Exercise instructions
For this item, repeat the material exactly while omitting its pictures.

Given entries

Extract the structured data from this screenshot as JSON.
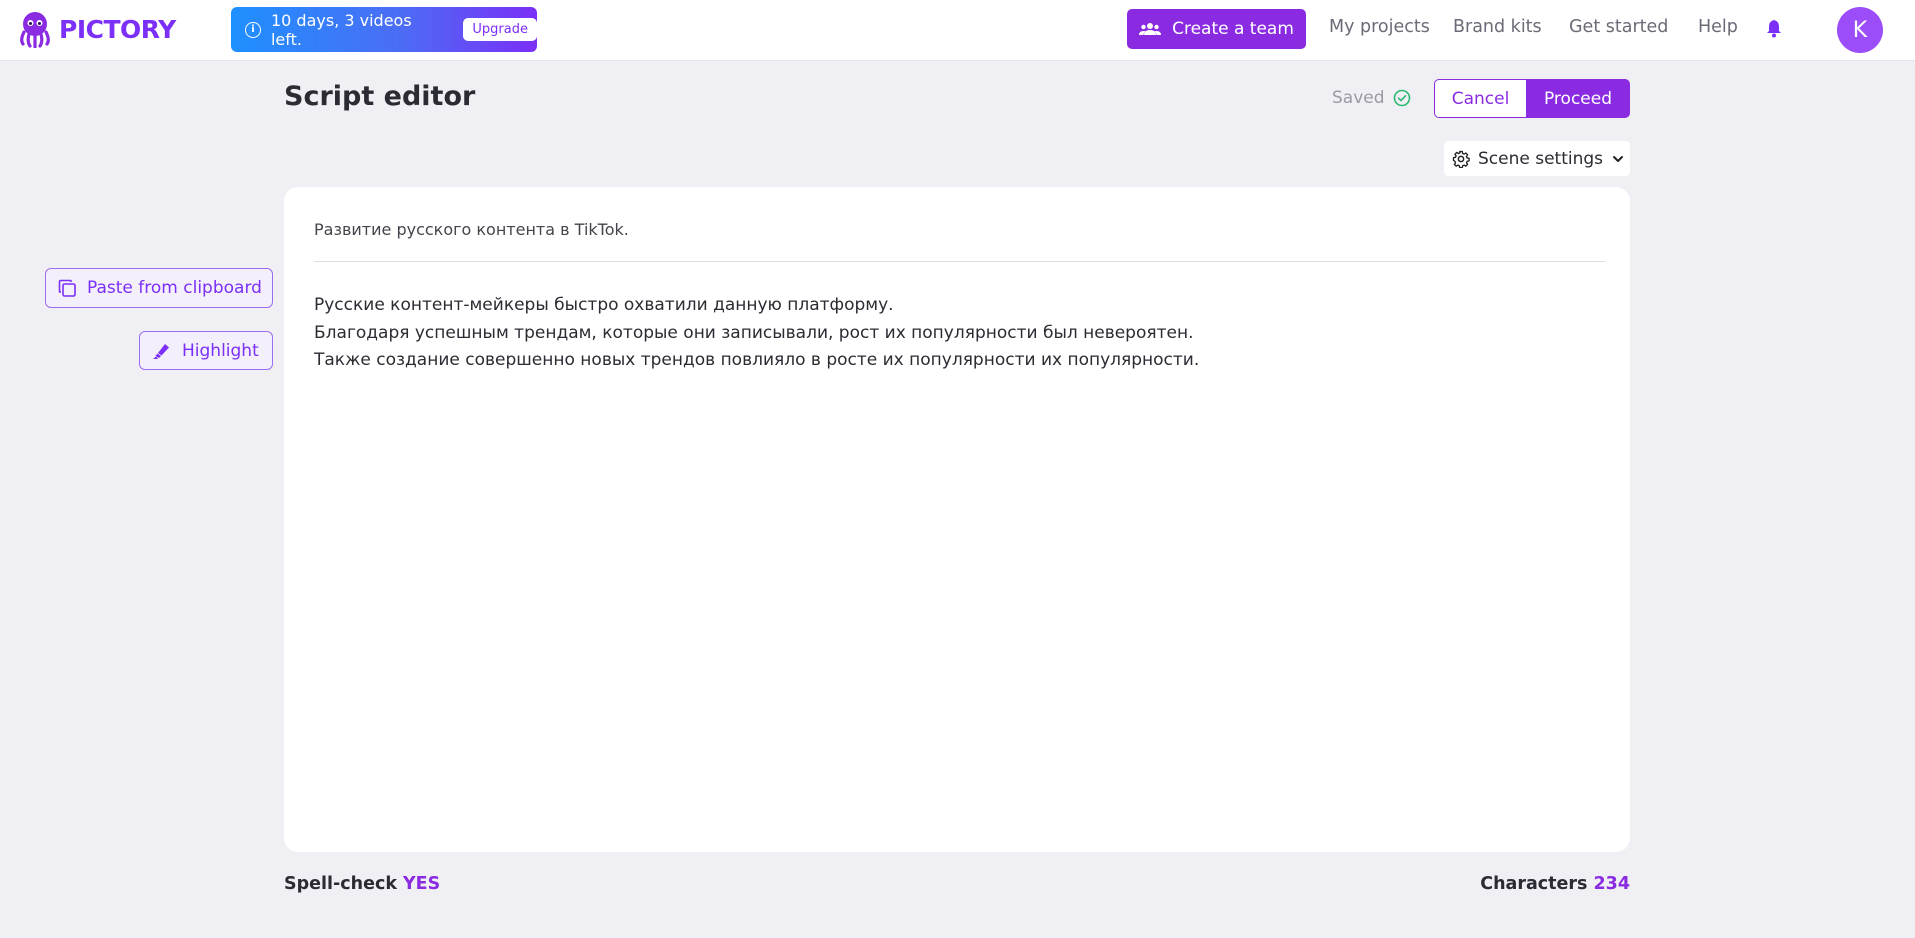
{
  "app": {
    "brand": "PICTORY",
    "accent_color": "#8a2be2"
  },
  "trial_banner": {
    "text": "10 days, 3 videos left.",
    "upgrade_label": "Upgrade",
    "icon": "info-icon"
  },
  "nav": {
    "create_team_label": "Create a team",
    "links": [
      "My projects",
      "Brand kits",
      "Get started",
      "Help"
    ],
    "avatar_initial": "K"
  },
  "header": {
    "title": "Script editor",
    "saved_label": "Saved",
    "cancel_label": "Cancel",
    "proceed_label": "Proceed",
    "scene_settings_label": "Scene settings"
  },
  "sidebar": {
    "paste_label": "Paste from clipboard",
    "highlight_label": "Highlight"
  },
  "editor": {
    "title": "Развитие русского контента в TikTok.",
    "lines": [
      "Русские контент-мейкеры быстро охватили данную платформу.",
      "Благодаря успешным трендам, которые они записывали, рост их популярности был невероятен.",
      "Также создание совершенно новых трендов повлияло в росте их популярности их популярности."
    ]
  },
  "footer": {
    "spell_label": "Spell-check",
    "spell_value": "YES",
    "chars_label": "Characters",
    "chars_value": "234"
  }
}
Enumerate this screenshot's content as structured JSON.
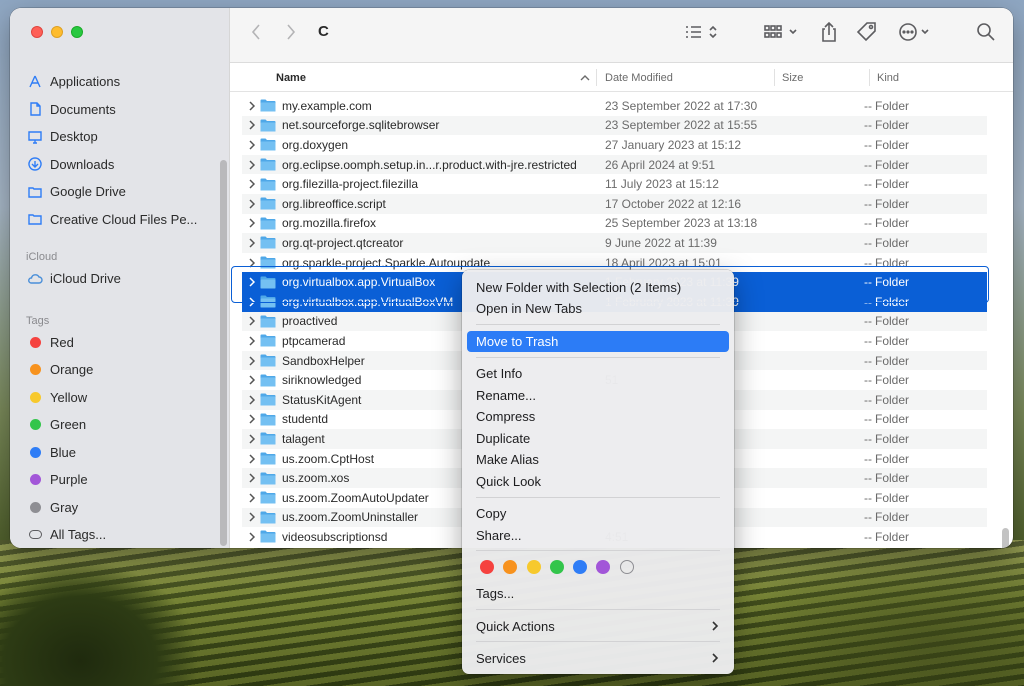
{
  "window": {
    "title": "C"
  },
  "sidebar": {
    "favorites": [
      {
        "label": "Applications",
        "icon": "applications-icon"
      },
      {
        "label": "Documents",
        "icon": "document-icon"
      },
      {
        "label": "Desktop",
        "icon": "desktop-icon"
      },
      {
        "label": "Downloads",
        "icon": "download-icon"
      },
      {
        "label": "Google Drive",
        "icon": "folder-icon"
      },
      {
        "label": "Creative Cloud Files Pe...",
        "icon": "folder-icon"
      }
    ],
    "icloud_header": "iCloud",
    "icloud": [
      {
        "label": "iCloud Drive",
        "icon": "cloud-icon"
      }
    ],
    "tags_header": "Tags",
    "tags": [
      {
        "label": "Red",
        "color": "#f5423f"
      },
      {
        "label": "Orange",
        "color": "#f7921e"
      },
      {
        "label": "Yellow",
        "color": "#f7c92d"
      },
      {
        "label": "Green",
        "color": "#33c54b"
      },
      {
        "label": "Blue",
        "color": "#2f7df6"
      },
      {
        "label": "Purple",
        "color": "#a256d8"
      },
      {
        "label": "Gray",
        "color": "#8e8e93"
      }
    ],
    "all_tags": "All Tags..."
  },
  "columns": {
    "name": "Name",
    "date": "Date Modified",
    "size": "Size",
    "kind": "Kind"
  },
  "rows": [
    {
      "name": "my.example.com",
      "date": "23 September 2022 at 17:30",
      "size": "--",
      "kind": "Folder"
    },
    {
      "name": "net.sourceforge.sqlitebrowser",
      "date": "23 September 2022 at 15:55",
      "size": "--",
      "kind": "Folder"
    },
    {
      "name": "org.doxygen",
      "date": "27 January 2023 at 15:12",
      "size": "--",
      "kind": "Folder"
    },
    {
      "name": "org.eclipse.oomph.setup.in...r.product.with-jre.restricted",
      "date": "26 April 2024 at 9:51",
      "size": "--",
      "kind": "Folder"
    },
    {
      "name": "org.filezilla-project.filezilla",
      "date": "11 July 2023 at 15:12",
      "size": "--",
      "kind": "Folder"
    },
    {
      "name": "org.libreoffice.script",
      "date": "17 October 2022 at 12:16",
      "size": "--",
      "kind": "Folder"
    },
    {
      "name": "org.mozilla.firefox",
      "date": "25 September 2023 at 13:18",
      "size": "--",
      "kind": "Folder"
    },
    {
      "name": "org.qt-project.qtcreator",
      "date": "9 June 2022 at 11:39",
      "size": "--",
      "kind": "Folder"
    },
    {
      "name": "org.sparkle-project.Sparkle.Autoupdate",
      "date": "18 April 2023 at 15:01",
      "size": "--",
      "kind": "Folder"
    },
    {
      "name": "org.virtualbox.app.VirtualBox",
      "date": "1 February 2023 at 11:39",
      "size": "--",
      "kind": "Folder",
      "selected": true
    },
    {
      "name": "org.virtualbox.app.VirtualBoxVM",
      "date": "1 February 2023 at 11:39",
      "size": "--",
      "kind": "Folder",
      "selected": true
    },
    {
      "name": "proactived",
      "date": "",
      "size": "--",
      "kind": "Folder"
    },
    {
      "name": "ptpcamerad",
      "date": "31",
      "size": "--",
      "kind": "Folder"
    },
    {
      "name": "SandboxHelper",
      "date": "",
      "size": "--",
      "kind": "Folder"
    },
    {
      "name": "siriknowledged",
      "date": "51",
      "size": "--",
      "kind": "Folder"
    },
    {
      "name": "StatusKitAgent",
      "date": "",
      "size": "--",
      "kind": "Folder"
    },
    {
      "name": "studentd",
      "date": "",
      "size": "--",
      "kind": "Folder"
    },
    {
      "name": "talagent",
      "date": "",
      "size": "--",
      "kind": "Folder"
    },
    {
      "name": "us.zoom.CptHost",
      "date": "",
      "size": "--",
      "kind": "Folder"
    },
    {
      "name": "us.zoom.xos",
      "date": "",
      "size": "--",
      "kind": "Folder"
    },
    {
      "name": "us.zoom.ZoomAutoUpdater",
      "date": "",
      "size": "--",
      "kind": "Folder"
    },
    {
      "name": "us.zoom.ZoomUninstaller",
      "date": "",
      "size": "--",
      "kind": "Folder"
    },
    {
      "name": "videosubscriptionsd",
      "date": "4:51",
      "size": "--",
      "kind": "Folder"
    }
  ],
  "context_menu": {
    "group1": [
      "New Folder with Selection (2 Items)",
      "Open in New Tabs"
    ],
    "trash": "Move to Trash",
    "group2": [
      "Get Info",
      "Rename...",
      "Compress",
      "Duplicate",
      "Make Alias",
      "Quick Look"
    ],
    "group3": [
      "Copy",
      "Share..."
    ],
    "tag_colors": [
      "#f5423f",
      "#f7921e",
      "#f7c92d",
      "#33c54b",
      "#2f7df6",
      "#a256d8",
      "#ffffff"
    ],
    "tags_item": "Tags...",
    "quick_actions": "Quick Actions",
    "services": "Services"
  },
  "colors": {
    "selection": "#0a5fd6",
    "menu_highlight": "#2c7cf6"
  }
}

Your response
Extract the structured data from this screenshot as JSON.
{
  "app": {
    "brand": "PICTORY",
    "accent_color": "#8a2be2"
  },
  "trial_banner": {
    "text": "10 days, 3 videos left.",
    "upgrade_label": "Upgrade",
    "icon": "info-icon"
  },
  "nav": {
    "create_team_label": "Create a team",
    "links": [
      "My projects",
      "Brand kits",
      "Get started",
      "Help"
    ],
    "avatar_initial": "K"
  },
  "header": {
    "title": "Script editor",
    "saved_label": "Saved",
    "cancel_label": "Cancel",
    "proceed_label": "Proceed",
    "scene_settings_label": "Scene settings"
  },
  "sidebar": {
    "paste_label": "Paste from clipboard",
    "highlight_label": "Highlight"
  },
  "editor": {
    "title": "Развитие русского контента в TikTok.",
    "lines": [
      "Русские контент-мейкеры быстро охватили данную платформу.",
      "Благодаря успешным трендам, которые они записывали, рост их популярности был невероятен.",
      "Также создание совершенно новых трендов повлияло в росте их популярности их популярности."
    ]
  },
  "footer": {
    "spell_label": "Spell-check",
    "spell_value": "YES",
    "chars_label": "Characters",
    "chars_value": "234"
  }
}
Enumerate this screenshot's content as structured JSON.
{
  "window": {
    "title": "C"
  },
  "sidebar": {
    "favorites": [
      {
        "label": "Applications",
        "icon": "applications-icon"
      },
      {
        "label": "Documents",
        "icon": "document-icon"
      },
      {
        "label": "Desktop",
        "icon": "desktop-icon"
      },
      {
        "label": "Downloads",
        "icon": "download-icon"
      },
      {
        "label": "Google Drive",
        "icon": "folder-icon"
      },
      {
        "label": "Creative Cloud Files Pe...",
        "icon": "folder-icon"
      }
    ],
    "icloud_header": "iCloud",
    "icloud": [
      {
        "label": "iCloud Drive",
        "icon": "cloud-icon"
      }
    ],
    "tags_header": "Tags",
    "tags": [
      {
        "label": "Red",
        "color": "#f5423f"
      },
      {
        "label": "Orange",
        "color": "#f7921e"
      },
      {
        "label": "Yellow",
        "color": "#f7c92d"
      },
      {
        "label": "Green",
        "color": "#33c54b"
      },
      {
        "label": "Blue",
        "color": "#2f7df6"
      },
      {
        "label": "Purple",
        "color": "#a256d8"
      },
      {
        "label": "Gray",
        "color": "#8e8e93"
      }
    ],
    "all_tags": "All Tags..."
  },
  "columns": {
    "name": "Name",
    "date": "Date Modified",
    "size": "Size",
    "kind": "Kind"
  },
  "rows": [
    {
      "name": "my.example.com",
      "date": "23 September 2022 at 17:30",
      "size": "--",
      "kind": "Folder"
    },
    {
      "name": "net.sourceforge.sqlitebrowser",
      "date": "23 September 2022 at 15:55",
      "size": "--",
      "kind": "Folder"
    },
    {
      "name": "org.doxygen",
      "date": "27 January 2023 at 15:12",
      "size": "--",
      "kind": "Folder"
    },
    {
      "name": "org.eclipse.oomph.setup.in...r.product.with-jre.restricted",
      "date": "26 April 2024 at 9:51",
      "size": "--",
      "kind": "Folder"
    },
    {
      "name": "org.filezilla-project.filezilla",
      "date": "11 July 2023 at 15:12",
      "size": "--",
      "kind": "Folder"
    },
    {
      "name": "org.libreoffice.script",
      "date": "17 October 2022 at 12:16",
      "size": "--",
      "kind": "Folder"
    },
    {
      "name": "org.mozilla.firefox",
      "date": "25 September 2023 at 13:18",
      "size": "--",
      "kind": "Folder"
    },
    {
      "name": "org.qt-project.qtcreator",
      "date": "9 June 2022 at 11:39",
      "size": "--",
      "kind": "Folder"
    },
    {
      "name": "org.sparkle-project.Sparkle.Autoupdate",
      "date": "18 April 2023 at 15:01",
      "size": "--",
      "kind": "Folder"
    },
    {
      "name": "org.virtualbox.app.VirtualBox",
      "date": "1 February 2023 at 11:39",
      "size": "--",
      "kind": "Folder",
      "selected": true
    },
    {
      "name": "org.virtualbox.app.VirtualBoxVM",
      "date": "1 February 2023 at 11:39",
      "size": "--",
      "kind": "Folder",
      "selected": true
    },
    {
      "name": "proactived",
      "date": "",
      "size": "--",
      "kind": "Folder"
    },
    {
      "name": "ptpcamerad",
      "date": "31",
      "size": "--",
      "kind": "Folder"
    },
    {
      "name": "SandboxHelper",
      "date": "",
      "size": "--",
      "kind": "Folder"
    },
    {
      "name": "siriknowledged",
      "date": "51",
      "size": "--",
      "kind": "Folder"
    },
    {
      "name": "StatusKitAgent",
      "date": "",
      "size": "--",
      "kind": "Folder"
    },
    {
      "name": "studentd",
      "date": "",
      "size": "--",
      "kind": "Folder"
    },
    {
      "name": "talagent",
      "date": "",
      "size": "--",
      "kind": "Folder"
    },
    {
      "name": "us.zoom.CptHost",
      "date": "",
      "size": "--",
      "kind": "Folder"
    },
    {
      "name": "us.zoom.xos",
      "date": "",
      "size": "--",
      "kind": "Folder"
    },
    {
      "name": "us.zoom.ZoomAutoUpdater",
      "date": "",
      "size": "--",
      "kind": "Folder"
    },
    {
      "name": "us.zoom.ZoomUninstaller",
      "date": "",
      "size": "--",
      "kind": "Folder"
    },
    {
      "name": "videosubscriptionsd",
      "date": "4:51",
      "size": "--",
      "kind": "Folder"
    }
  ],
  "context_menu": {
    "group1": [
      "New Folder with Selection (2 Items)",
      "Open in New Tabs"
    ],
    "trash": "Move to Trash",
    "group2": [
      "Get Info",
      "Rename...",
      "Compress",
      "Duplicate",
      "Make Alias",
      "Quick Look"
    ],
    "group3": [
      "Copy",
      "Share..."
    ],
    "tag_colors": [
      "#f5423f",
      "#f7921e",
      "#f7c92d",
      "#33c54b",
      "#2f7df6",
      "#a256d8",
      "#ffffff"
    ],
    "tags_item": "Tags...",
    "quick_actions": "Quick Actions",
    "services": "Services"
  },
  "colors": {
    "selection": "#0a5fd6",
    "menu_highlight": "#2c7cf6"
  }
}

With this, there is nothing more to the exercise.